Items listed in a dataset
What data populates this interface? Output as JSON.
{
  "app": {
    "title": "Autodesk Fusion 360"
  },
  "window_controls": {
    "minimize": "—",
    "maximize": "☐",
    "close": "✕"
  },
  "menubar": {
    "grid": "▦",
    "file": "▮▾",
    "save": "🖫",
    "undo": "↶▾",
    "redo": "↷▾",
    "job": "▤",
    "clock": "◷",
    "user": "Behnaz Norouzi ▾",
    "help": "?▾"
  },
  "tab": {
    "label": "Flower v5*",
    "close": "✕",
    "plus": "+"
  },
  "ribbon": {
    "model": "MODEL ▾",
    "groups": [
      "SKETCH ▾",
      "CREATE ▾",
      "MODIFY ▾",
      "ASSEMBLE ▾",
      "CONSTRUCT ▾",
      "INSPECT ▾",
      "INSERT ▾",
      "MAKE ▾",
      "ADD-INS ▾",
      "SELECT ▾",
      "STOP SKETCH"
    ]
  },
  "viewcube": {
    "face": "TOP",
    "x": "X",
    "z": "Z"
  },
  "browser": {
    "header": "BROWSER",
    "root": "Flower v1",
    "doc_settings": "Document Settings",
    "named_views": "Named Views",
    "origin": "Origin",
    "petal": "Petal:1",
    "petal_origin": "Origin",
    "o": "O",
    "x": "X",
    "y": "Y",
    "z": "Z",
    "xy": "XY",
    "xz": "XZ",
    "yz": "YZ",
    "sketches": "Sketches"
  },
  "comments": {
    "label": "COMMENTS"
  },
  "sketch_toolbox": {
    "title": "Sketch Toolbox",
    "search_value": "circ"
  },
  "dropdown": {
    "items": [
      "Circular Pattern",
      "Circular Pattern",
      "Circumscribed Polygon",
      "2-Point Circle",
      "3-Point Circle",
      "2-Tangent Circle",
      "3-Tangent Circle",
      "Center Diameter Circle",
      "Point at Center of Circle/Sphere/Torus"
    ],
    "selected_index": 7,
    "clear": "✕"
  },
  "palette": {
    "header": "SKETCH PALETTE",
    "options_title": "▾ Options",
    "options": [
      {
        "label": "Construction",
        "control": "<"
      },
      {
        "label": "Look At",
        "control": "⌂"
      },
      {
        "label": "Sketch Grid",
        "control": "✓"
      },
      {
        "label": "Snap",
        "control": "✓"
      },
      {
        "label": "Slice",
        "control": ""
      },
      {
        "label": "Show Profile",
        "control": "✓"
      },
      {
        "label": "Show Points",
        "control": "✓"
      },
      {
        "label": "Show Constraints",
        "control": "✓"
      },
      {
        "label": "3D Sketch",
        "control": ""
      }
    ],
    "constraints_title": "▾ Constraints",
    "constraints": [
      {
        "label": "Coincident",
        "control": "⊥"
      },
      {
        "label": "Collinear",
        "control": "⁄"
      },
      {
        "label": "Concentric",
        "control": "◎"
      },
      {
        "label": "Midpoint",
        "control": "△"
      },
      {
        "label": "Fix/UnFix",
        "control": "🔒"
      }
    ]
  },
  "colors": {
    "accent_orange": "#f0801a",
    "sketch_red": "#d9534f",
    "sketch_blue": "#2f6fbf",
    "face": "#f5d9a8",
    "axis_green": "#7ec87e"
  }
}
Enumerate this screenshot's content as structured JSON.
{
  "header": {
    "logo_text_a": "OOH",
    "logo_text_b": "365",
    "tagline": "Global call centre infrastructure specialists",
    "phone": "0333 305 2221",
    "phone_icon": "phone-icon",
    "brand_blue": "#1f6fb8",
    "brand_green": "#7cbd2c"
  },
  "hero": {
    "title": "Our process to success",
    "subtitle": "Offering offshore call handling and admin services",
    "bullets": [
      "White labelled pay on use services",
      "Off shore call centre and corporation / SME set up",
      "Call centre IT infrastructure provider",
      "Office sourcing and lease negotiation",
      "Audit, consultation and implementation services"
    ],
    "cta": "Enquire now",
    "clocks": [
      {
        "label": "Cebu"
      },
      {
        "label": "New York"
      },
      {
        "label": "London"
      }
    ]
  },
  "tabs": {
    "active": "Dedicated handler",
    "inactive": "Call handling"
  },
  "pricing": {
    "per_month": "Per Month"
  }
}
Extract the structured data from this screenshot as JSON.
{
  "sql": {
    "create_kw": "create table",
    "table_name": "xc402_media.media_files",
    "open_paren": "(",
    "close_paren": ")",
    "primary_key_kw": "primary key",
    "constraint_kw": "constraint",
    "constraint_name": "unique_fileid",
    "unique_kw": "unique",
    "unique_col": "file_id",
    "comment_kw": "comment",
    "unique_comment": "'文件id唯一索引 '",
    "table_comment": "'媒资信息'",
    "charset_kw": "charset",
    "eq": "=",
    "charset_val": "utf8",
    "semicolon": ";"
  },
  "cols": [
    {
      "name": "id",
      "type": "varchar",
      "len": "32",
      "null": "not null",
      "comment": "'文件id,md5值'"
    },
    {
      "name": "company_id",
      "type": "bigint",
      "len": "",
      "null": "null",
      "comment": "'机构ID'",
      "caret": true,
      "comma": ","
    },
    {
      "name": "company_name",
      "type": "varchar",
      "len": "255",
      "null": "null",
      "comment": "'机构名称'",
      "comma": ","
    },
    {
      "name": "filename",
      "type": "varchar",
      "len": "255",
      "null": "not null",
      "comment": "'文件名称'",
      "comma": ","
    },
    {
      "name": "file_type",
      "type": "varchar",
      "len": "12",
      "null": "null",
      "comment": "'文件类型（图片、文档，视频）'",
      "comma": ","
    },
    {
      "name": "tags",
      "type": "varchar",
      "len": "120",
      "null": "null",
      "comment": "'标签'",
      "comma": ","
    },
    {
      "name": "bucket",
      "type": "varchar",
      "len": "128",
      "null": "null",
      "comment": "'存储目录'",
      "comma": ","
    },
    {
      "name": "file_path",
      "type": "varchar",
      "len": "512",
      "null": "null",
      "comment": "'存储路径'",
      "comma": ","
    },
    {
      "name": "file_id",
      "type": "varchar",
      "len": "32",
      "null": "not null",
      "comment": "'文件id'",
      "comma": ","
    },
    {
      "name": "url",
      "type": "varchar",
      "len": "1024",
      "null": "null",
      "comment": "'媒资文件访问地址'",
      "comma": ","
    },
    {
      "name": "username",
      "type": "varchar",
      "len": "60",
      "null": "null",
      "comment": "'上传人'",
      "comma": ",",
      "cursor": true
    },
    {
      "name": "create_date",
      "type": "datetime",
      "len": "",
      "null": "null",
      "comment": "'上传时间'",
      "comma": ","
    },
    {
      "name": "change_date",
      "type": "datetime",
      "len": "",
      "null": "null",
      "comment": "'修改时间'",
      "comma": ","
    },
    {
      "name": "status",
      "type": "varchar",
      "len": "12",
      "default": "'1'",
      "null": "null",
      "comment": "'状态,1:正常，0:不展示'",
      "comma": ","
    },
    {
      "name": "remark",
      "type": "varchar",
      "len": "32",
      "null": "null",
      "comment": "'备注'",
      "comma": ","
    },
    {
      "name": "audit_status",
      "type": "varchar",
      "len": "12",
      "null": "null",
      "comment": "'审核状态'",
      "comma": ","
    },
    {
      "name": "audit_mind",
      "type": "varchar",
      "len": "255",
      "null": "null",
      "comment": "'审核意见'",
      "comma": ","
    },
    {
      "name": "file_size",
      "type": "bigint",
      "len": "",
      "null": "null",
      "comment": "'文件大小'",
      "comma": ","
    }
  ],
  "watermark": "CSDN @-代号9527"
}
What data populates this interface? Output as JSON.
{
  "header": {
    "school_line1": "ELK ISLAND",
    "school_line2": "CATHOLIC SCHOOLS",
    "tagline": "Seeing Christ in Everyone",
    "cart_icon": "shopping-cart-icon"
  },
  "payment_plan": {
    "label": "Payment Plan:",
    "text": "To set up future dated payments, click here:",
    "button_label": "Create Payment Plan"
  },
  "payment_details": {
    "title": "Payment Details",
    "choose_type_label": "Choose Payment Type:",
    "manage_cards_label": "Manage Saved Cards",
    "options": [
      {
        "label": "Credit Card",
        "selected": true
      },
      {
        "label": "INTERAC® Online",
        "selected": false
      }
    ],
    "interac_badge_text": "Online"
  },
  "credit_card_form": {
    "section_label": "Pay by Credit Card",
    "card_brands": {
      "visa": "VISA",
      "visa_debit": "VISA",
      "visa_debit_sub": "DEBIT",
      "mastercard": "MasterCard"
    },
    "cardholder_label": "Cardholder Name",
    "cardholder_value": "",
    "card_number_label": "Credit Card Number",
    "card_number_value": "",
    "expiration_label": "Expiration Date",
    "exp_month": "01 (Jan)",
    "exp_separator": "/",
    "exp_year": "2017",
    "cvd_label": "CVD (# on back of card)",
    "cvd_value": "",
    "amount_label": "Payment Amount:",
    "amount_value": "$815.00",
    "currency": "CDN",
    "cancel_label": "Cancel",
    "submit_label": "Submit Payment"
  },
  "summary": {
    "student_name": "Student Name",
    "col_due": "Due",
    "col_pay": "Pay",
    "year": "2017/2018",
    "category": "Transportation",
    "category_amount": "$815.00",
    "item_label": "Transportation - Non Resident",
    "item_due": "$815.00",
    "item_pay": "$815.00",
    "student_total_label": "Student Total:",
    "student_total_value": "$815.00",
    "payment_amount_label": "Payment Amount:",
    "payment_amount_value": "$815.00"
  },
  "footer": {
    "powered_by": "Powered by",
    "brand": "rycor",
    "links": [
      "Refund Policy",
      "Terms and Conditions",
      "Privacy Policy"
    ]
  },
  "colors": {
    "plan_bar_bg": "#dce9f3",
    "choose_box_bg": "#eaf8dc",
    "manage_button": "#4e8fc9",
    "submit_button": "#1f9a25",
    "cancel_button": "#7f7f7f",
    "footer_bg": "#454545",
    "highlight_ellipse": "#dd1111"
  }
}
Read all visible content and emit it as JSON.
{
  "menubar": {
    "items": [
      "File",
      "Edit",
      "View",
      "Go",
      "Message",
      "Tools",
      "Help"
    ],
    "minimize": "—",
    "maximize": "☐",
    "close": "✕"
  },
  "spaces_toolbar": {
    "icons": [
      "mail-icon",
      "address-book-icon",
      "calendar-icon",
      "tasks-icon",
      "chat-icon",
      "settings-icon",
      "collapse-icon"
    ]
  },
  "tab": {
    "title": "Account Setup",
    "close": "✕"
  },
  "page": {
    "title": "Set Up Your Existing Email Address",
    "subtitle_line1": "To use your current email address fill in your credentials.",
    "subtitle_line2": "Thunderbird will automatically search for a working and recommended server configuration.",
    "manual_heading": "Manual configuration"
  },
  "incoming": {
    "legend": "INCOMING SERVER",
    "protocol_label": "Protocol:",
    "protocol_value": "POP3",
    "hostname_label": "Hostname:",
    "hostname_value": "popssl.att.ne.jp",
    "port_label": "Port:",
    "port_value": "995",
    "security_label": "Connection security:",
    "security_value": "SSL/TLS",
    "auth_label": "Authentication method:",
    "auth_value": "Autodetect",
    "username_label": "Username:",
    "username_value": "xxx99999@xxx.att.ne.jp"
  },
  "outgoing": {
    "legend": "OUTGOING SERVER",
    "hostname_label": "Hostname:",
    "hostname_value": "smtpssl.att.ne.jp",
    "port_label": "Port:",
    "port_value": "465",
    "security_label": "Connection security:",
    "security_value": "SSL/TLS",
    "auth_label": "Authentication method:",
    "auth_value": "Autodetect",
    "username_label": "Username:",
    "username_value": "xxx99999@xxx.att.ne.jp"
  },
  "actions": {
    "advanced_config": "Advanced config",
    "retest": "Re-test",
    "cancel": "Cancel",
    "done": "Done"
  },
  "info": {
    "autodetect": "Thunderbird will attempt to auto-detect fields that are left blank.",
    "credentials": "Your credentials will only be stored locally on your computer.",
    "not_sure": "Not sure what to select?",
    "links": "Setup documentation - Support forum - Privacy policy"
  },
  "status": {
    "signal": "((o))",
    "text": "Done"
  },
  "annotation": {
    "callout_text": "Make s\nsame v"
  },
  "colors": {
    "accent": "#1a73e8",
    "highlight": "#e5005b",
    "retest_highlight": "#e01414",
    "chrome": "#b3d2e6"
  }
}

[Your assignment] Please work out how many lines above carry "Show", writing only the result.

[Exercise result] 3